**DATA FOR REVIEW:**

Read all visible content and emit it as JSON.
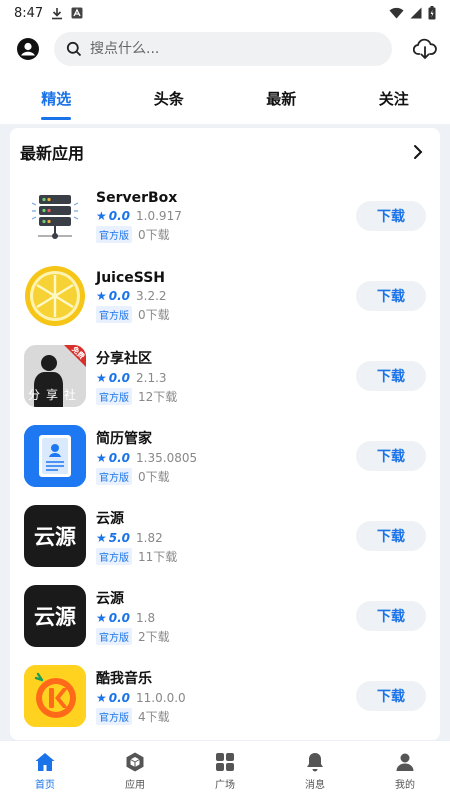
{
  "status_bar": {
    "time": "8:47"
  },
  "search": {
    "placeholder": "搜点什么..."
  },
  "tabs": [
    {
      "label": "精选",
      "active": true
    },
    {
      "label": "头条",
      "active": false
    },
    {
      "label": "最新",
      "active": false
    },
    {
      "label": "关注",
      "active": false
    }
  ],
  "section": {
    "title": "最新应用"
  },
  "apps": [
    {
      "name": "ServerBox",
      "rating": "0.0",
      "version": "1.0.917",
      "badge": "官方版",
      "downloads": "0下载",
      "button": "下载",
      "icon": "server-icon"
    },
    {
      "name": "JuiceSSH",
      "rating": "0.0",
      "version": "3.2.2",
      "badge": "官方版",
      "downloads": "0下载",
      "button": "下载",
      "icon": "lemon-icon"
    },
    {
      "name": "分享社区",
      "rating": "0.0",
      "version": "2.1.3",
      "badge": "官方版",
      "downloads": "12下载",
      "button": "下载",
      "icon": "share-community-icon",
      "icon_text": "分享社",
      "icon_tag": "免费"
    },
    {
      "name": "简历管家",
      "rating": "0.0",
      "version": "1.35.0805",
      "badge": "官方版",
      "downloads": "0下载",
      "button": "下载",
      "icon": "resume-icon"
    },
    {
      "name": "云源",
      "rating": "5.0",
      "version": "1.82",
      "badge": "官方版",
      "downloads": "11下载",
      "button": "下载",
      "icon": "yunyuan-icon",
      "icon_text": "云源"
    },
    {
      "name": "云源",
      "rating": "0.0",
      "version": "1.8",
      "badge": "官方版",
      "downloads": "2下载",
      "button": "下载",
      "icon": "yunyuan-icon",
      "icon_text": "云源"
    },
    {
      "name": "酷我音乐",
      "rating": "0.0",
      "version": "11.0.0.0",
      "badge": "官方版",
      "downloads": "4下载",
      "button": "下载",
      "icon": "kuwo-music-icon"
    }
  ],
  "bottom_nav": [
    {
      "label": "首页",
      "icon": "home-icon",
      "active": true
    },
    {
      "label": "应用",
      "icon": "cube-icon",
      "active": false
    },
    {
      "label": "广场",
      "icon": "grid-icon",
      "active": false
    },
    {
      "label": "消息",
      "icon": "bell-icon",
      "active": false
    },
    {
      "label": "我的",
      "icon": "person-icon",
      "active": false
    }
  ],
  "colors": {
    "accent": "#1a73e8",
    "background": "#eef2f7"
  }
}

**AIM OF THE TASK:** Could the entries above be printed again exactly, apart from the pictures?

**SOLUTION FOR THIS EXERCISE:**
Read all visible content and emit it as JSON.
{
  "status_bar": {
    "time": "8:47"
  },
  "search": {
    "placeholder": "搜点什么..."
  },
  "tabs": [
    {
      "label": "精选",
      "active": true
    },
    {
      "label": "头条",
      "active": false
    },
    {
      "label": "最新",
      "active": false
    },
    {
      "label": "关注",
      "active": false
    }
  ],
  "section": {
    "title": "最新应用"
  },
  "apps": [
    {
      "name": "ServerBox",
      "rating": "0.0",
      "version": "1.0.917",
      "badge": "官方版",
      "downloads": "0下载",
      "button": "下载",
      "icon": "server-icon"
    },
    {
      "name": "JuiceSSH",
      "rating": "0.0",
      "version": "3.2.2",
      "badge": "官方版",
      "downloads": "0下载",
      "button": "下载",
      "icon": "lemon-icon"
    },
    {
      "name": "分享社区",
      "rating": "0.0",
      "version": "2.1.3",
      "badge": "官方版",
      "downloads": "12下载",
      "button": "下载",
      "icon": "share-community-icon",
      "icon_text": "分享社",
      "icon_tag": "免费"
    },
    {
      "name": "简历管家",
      "rating": "0.0",
      "version": "1.35.0805",
      "badge": "官方版",
      "downloads": "0下载",
      "button": "下载",
      "icon": "resume-icon"
    },
    {
      "name": "云源",
      "rating": "5.0",
      "version": "1.82",
      "badge": "官方版",
      "downloads": "11下载",
      "button": "下载",
      "icon": "yunyuan-icon",
      "icon_text": "云源"
    },
    {
      "name": "云源",
      "rating": "0.0",
      "version": "1.8",
      "badge": "官方版",
      "downloads": "2下载",
      "button": "下载",
      "icon": "yunyuan-icon",
      "icon_text": "云源"
    },
    {
      "name": "酷我音乐",
      "rating": "0.0",
      "version": "11.0.0.0",
      "badge": "官方版",
      "downloads": "4下载",
      "button": "下载",
      "icon": "kuwo-music-icon"
    }
  ],
  "bottom_nav": [
    {
      "label": "首页",
      "icon": "home-icon",
      "active": true
    },
    {
      "label": "应用",
      "icon": "cube-icon",
      "active": false
    },
    {
      "label": "广场",
      "icon": "grid-icon",
      "active": false
    },
    {
      "label": "消息",
      "icon": "bell-icon",
      "active": false
    },
    {
      "label": "我的",
      "icon": "person-icon",
      "active": false
    }
  ],
  "colors": {
    "accent": "#1a73e8",
    "background": "#eef2f7"
  }
}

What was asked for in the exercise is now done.